We refer to our taonga as tīpuna, as we consider they are the physical manifestation of our tīpuna who lived in those times. At least 10 generations of my people have not had the opportunity to meet these tīpuna.
An area that, perhaps, our tīpuna will support their descendants is in helping to heal the grief regarding the atrocities that took place on our shores to our tīpuna, where murder, theft, kidnapping and more were committed. These tīpuna provide a platform for kōrero, they tell their own story and they inevitably fill a void in our iwi, regional and national heritage.
We are grateful for the care kaitiaki taonga in England gave our tīpuna. There is certainly a desire among our people for our taonga, our tīpuna, to remain here with us, and our governance group consider this pathway as a good starting point.

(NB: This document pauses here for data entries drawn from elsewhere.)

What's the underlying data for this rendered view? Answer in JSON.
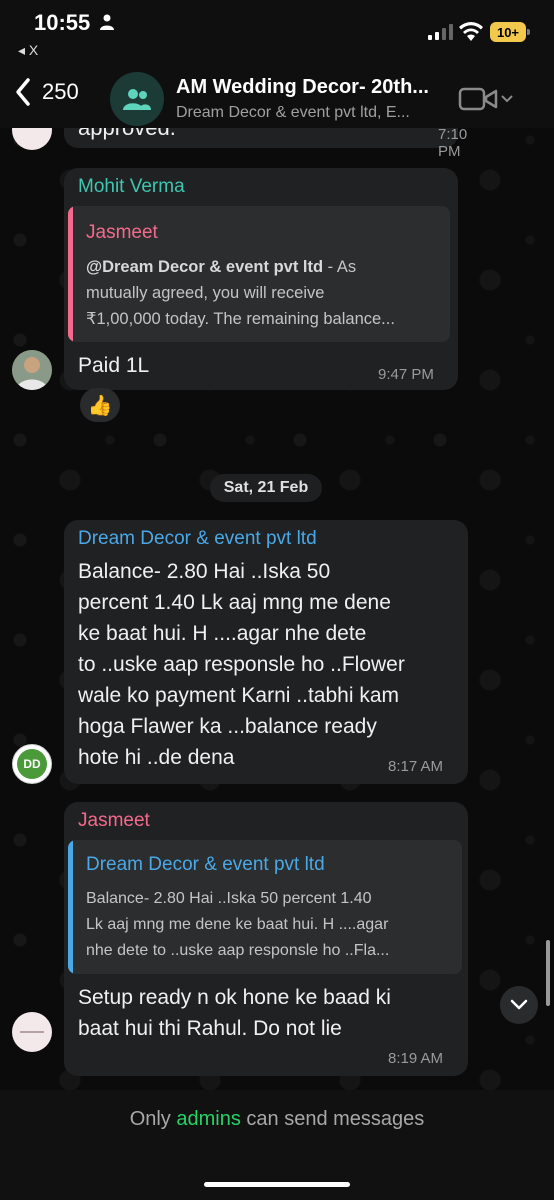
{
  "status_bar": {
    "time": "10:55",
    "back_app": "◂ X",
    "battery": "10+"
  },
  "header": {
    "unread_count": "250",
    "group_name": "AM Wedding Decor- 20th...",
    "group_subtitle": "Dream Decor & event pvt ltd, E..."
  },
  "messages": [
    {
      "partial_text": "approved.",
      "time": "7:10 PM"
    },
    {
      "sender": "Mohit Verma",
      "sender_color": "#3fc5b0",
      "quote": {
        "author": "Jasmeet",
        "author_color": "#f46a8c",
        "mention": "@Dream Decor & event pvt ltd",
        "text_line1_rest": " - As",
        "text_line2": "mutually agreed, you will receive",
        "text_line3": "₹1,00,000 today. The remaining balance..."
      },
      "text": "Paid 1L",
      "time": "9:47 PM",
      "reaction": "👍"
    },
    {
      "sender": "Dream Decor & event pvt ltd",
      "sender_color": "#4aa8e6",
      "lines": [
        "Balance- 2.80 Hai ..Iska 50",
        "percent 1.40 Lk  aaj mng me dene",
        "ke baat hui. H ....agar nhe dete",
        "to ..uske aap responsle ho ..Flower",
        "wale ko payment Karni ..tabhi kam",
        "hoga Flawer ka ...balance ready",
        "hote hi ..de dena"
      ],
      "time": "8:17 AM",
      "avatar_text": "DD"
    },
    {
      "sender": "Jasmeet",
      "sender_color": "#f46a8c",
      "quote": {
        "author": "Dream Decor & event pvt ltd",
        "author_color": "#4aa8e6",
        "lines": [
          "Balance- 2.80 Hai ..Iska 50 percent 1.40",
          "Lk  aaj mng me dene ke baat hui. H ....agar",
          "nhe dete to ..uske aap responsle ho ..Fla..."
        ]
      },
      "lines": [
        "Setup ready n ok hone ke baad ki",
        "baat hui thi Rahul. Do not lie"
      ],
      "time": "8:19 AM"
    }
  ],
  "date_separator": "Sat, 21 Feb",
  "footer": {
    "prefix": "Only ",
    "admins": "admins",
    "suffix": " can send messages"
  },
  "colors": {
    "accent_green": "#25d366",
    "bubble": "#202123",
    "quote_bg": "#2c2d2f"
  }
}
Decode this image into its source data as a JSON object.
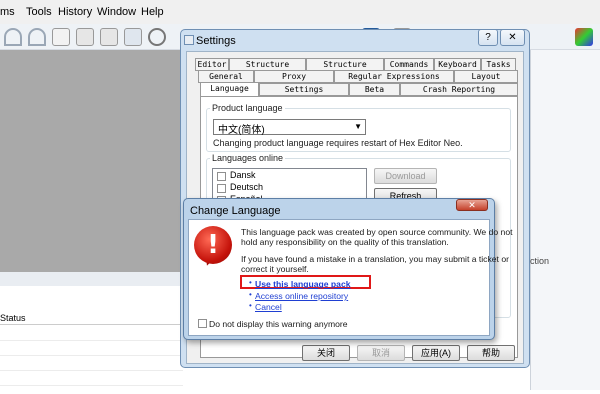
{
  "menubar": {
    "items": [
      "ms",
      "Tools",
      "History",
      "Window",
      "Help"
    ]
  },
  "bottom_panel": {
    "status_header": "Status",
    "right_label": "ction"
  },
  "settings": {
    "title": "Settings",
    "help_btn": "?",
    "close_btn": "✕",
    "tabs_row1": [
      "Editor",
      "Structure Viewer",
      "Structure Editor",
      "Commands",
      "Keyboard",
      "Tasks"
    ],
    "tabs_row2": [
      "General",
      "Proxy",
      "Regular Expressions",
      "Layout"
    ],
    "tabs_row3": [
      "Language",
      "Settings",
      "Beta",
      "Crash Reporting"
    ],
    "active_tab": "Language",
    "product_language_label": "Product language",
    "product_language_value": "中文(简体)",
    "restart_note": "Changing product language requires restart of Hex Editor Neo.",
    "languages_online_label": "Languages online",
    "languages": [
      "Dansk",
      "Deutsch",
      "Español"
    ],
    "download_btn": "Download",
    "refresh_btn": "Refresh",
    "footer_buttons": [
      "关闭",
      "取消",
      "应用(A)",
      "帮助"
    ]
  },
  "dialog": {
    "title": "Change Language",
    "line1": "This language pack was created by open source community. We do not",
    "line2": "hold any responsibility on the quality of this translation.",
    "line3": "If you have found a mistake in a translation, you may submit a ticket or",
    "line4": "correct it yourself.",
    "link_use": "Use this language pack",
    "link_repo": "Access online repository",
    "link_cancel": "Cancel",
    "checkbox_label": "Do not display this warning anymore",
    "close_btn": "✕",
    "icon_glyph": "!"
  }
}
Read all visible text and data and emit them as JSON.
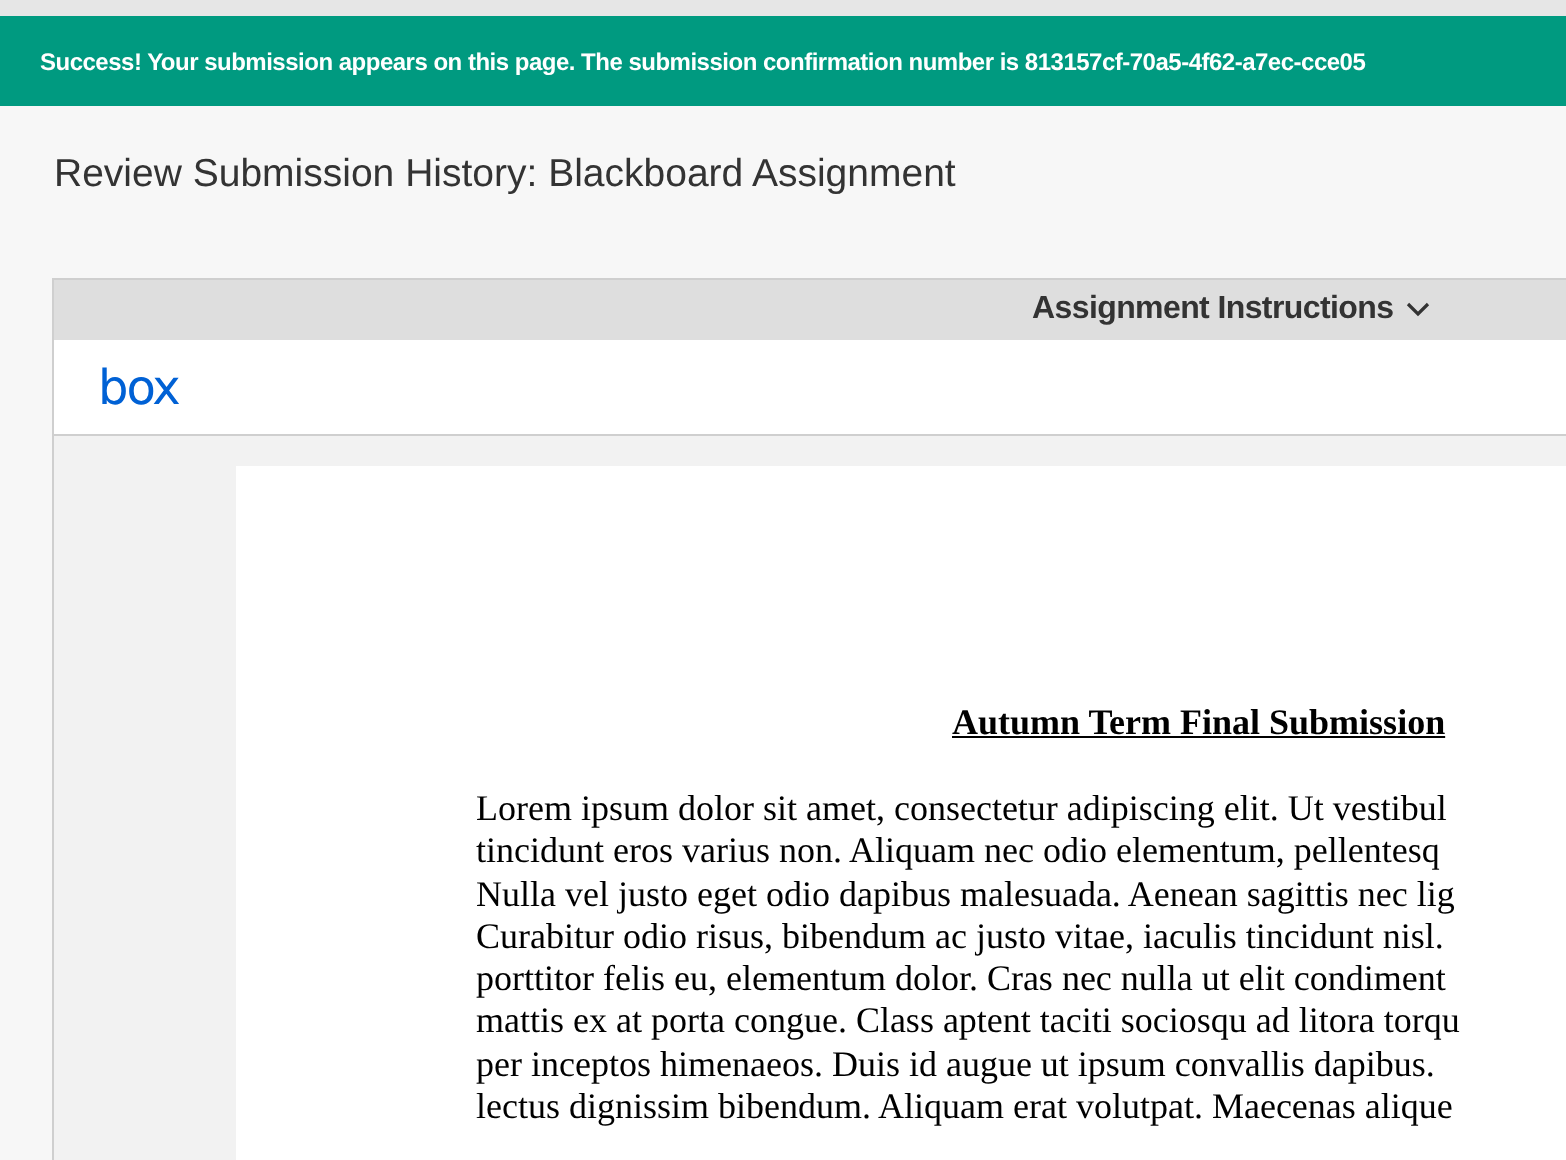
{
  "banner": {
    "message": "Success! Your submission appears on this page. The submission confirmation number is 813157cf-70a5-4f62-a7ec-cce05"
  },
  "page_title": "Review Submission History: Blackboard Assignment",
  "viewer": {
    "instructions_toggle": {
      "label": "Assignment Instructions",
      "expanded": false
    },
    "logo": "box",
    "document": {
      "heading": "Autumn Term Final Submission",
      "lines": [
        "Lorem ipsum dolor sit amet, consectetur adipiscing elit. Ut vestibul",
        "tincidunt eros varius non. Aliquam nec odio elementum, pellentesq",
        "Nulla vel justo eget odio dapibus malesuada. Aenean sagittis nec lig",
        "Curabitur odio risus, bibendum ac justo vitae, iaculis tincidunt nisl.",
        "porttitor felis eu, elementum dolor. Cras nec nulla ut elit condiment",
        "mattis ex at porta congue. Class aptent taciti sociosqu ad litora torqu",
        "per inceptos himenaeos. Duis id augue ut ipsum convallis dapibus.",
        "lectus dignissim bibendum. Aliquam erat volutpat. Maecenas alique"
      ]
    }
  }
}
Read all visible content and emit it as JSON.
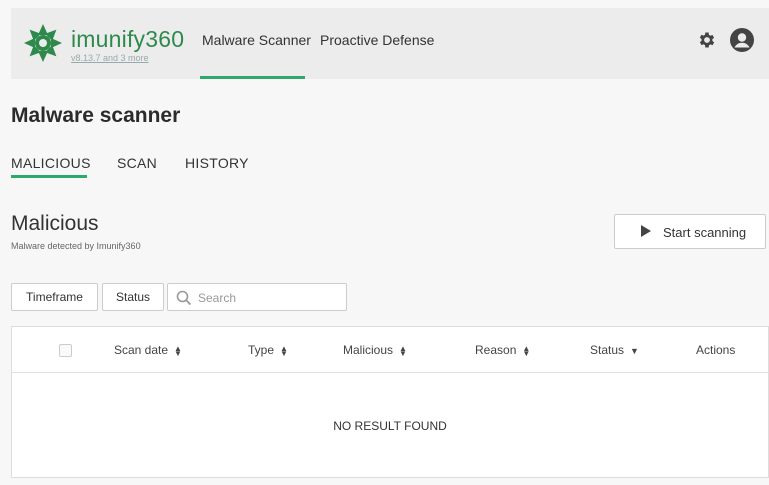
{
  "header": {
    "brand": "imunify360",
    "version": "v8.13.7 and 3 more",
    "nav": [
      {
        "label": "Malware Scanner"
      },
      {
        "label": "Proactive Defense"
      }
    ],
    "icons": {
      "settings": "gear-icon",
      "account": "user-avatar-icon"
    },
    "accent_color": "#2fa86b",
    "brand_color": "#2e8a4c"
  },
  "page": {
    "title": "Malware scanner",
    "tabs": [
      {
        "label": "MALICIOUS",
        "active": true
      },
      {
        "label": "SCAN"
      },
      {
        "label": "HISTORY"
      }
    ]
  },
  "section": {
    "title": "Malicious",
    "subtitle": "Malware detected by Imunify360",
    "start_button": "Start scanning"
  },
  "filters": {
    "timeframe": "Timeframe",
    "status": "Status",
    "search_placeholder": "Search",
    "search_value": ""
  },
  "table": {
    "columns": [
      {
        "label": "Scan date",
        "sort": "both"
      },
      {
        "label": "Type",
        "sort": "both"
      },
      {
        "label": "Malicious",
        "sort": "both"
      },
      {
        "label": "Reason",
        "sort": "both"
      },
      {
        "label": "Status",
        "sort": "down"
      },
      {
        "label": "Actions",
        "sort": "none"
      }
    ],
    "empty_text": "NO RESULT FOUND"
  }
}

Master waka navigator Hoturoa Barclay-Kerr (Tainui) is co-chair of the Tuia 250 committee co-ordinating the commemorations, including the flotilla of waka and tall ships. He captains his own voyaging canoe, the 22m Haunui.
Captain Cook has only ever been 25% of this story. The other 75% is the story of discovery and exploration that our ancestors made 500-700 years before Cook turned up. Telling these stories gives us a chance to change that mythological type of dialogue when people talk about the arrival of our ancestors to a real narrative of Aotearoa and to give a platform to those who lost ancestors in those first encounters to bring the lives of those ancestors to an audience.
I know it is hard for people to look past the things that happened when Cook arrived, but it happened and you can’t change that.
Stopping the replica coming to places is almost saying, “If we don’t see the ship it didn’t really happen.” We know what happened, but the ship is just a ship – it is the people who did those things.
The ship that is coming now is crewed by people who sailed this vessel, worked on it, maintained it. They love it like my crew love their waka, and now they want to spend time understanding the sailing traditions of my people.
Artist Nick Tupara (Tairāwhiti) has installed a new artwork acknowledging the waka that landed in Gisborne 750-800 years ago at the Puhi Kai Iti Cook Landing Site, as well as a separate sculptural work honouring his ancestor Te Maro, the rangatira shot by Endeavour crew on the day Cook made landfall in this country.
Cook’s history has always been one-sided and the home people have always been a little hesitant to speak their own history. But they have held it and it now feels appropriate to have a bit of balance in the storytelling.
Those characters on the beach that day need to have an opportunity to reveal their presence. The story of Te Maro gets a bit lost in the story of the last two seconds of his life, but he was a grower of food and feeder of people; he read the stars and the sun and the wind and advised people about what they needed to do to keep their families fed and well, and we wanted to tell that story. We have an understanding of a Māori chap killed by Cook’s crew – now he has a name, a character and a story we can take some lessons from in terms of growing food and keeping people’s well-being strong.
For details of the commemorative events, visit teha2019.co.nz
This article was published alongside a feature on the still-debated legacy of Captain Cook in the October 12, 2019 issue of the New Zealand Listener, which is on sale now. Pick up a copy to read more.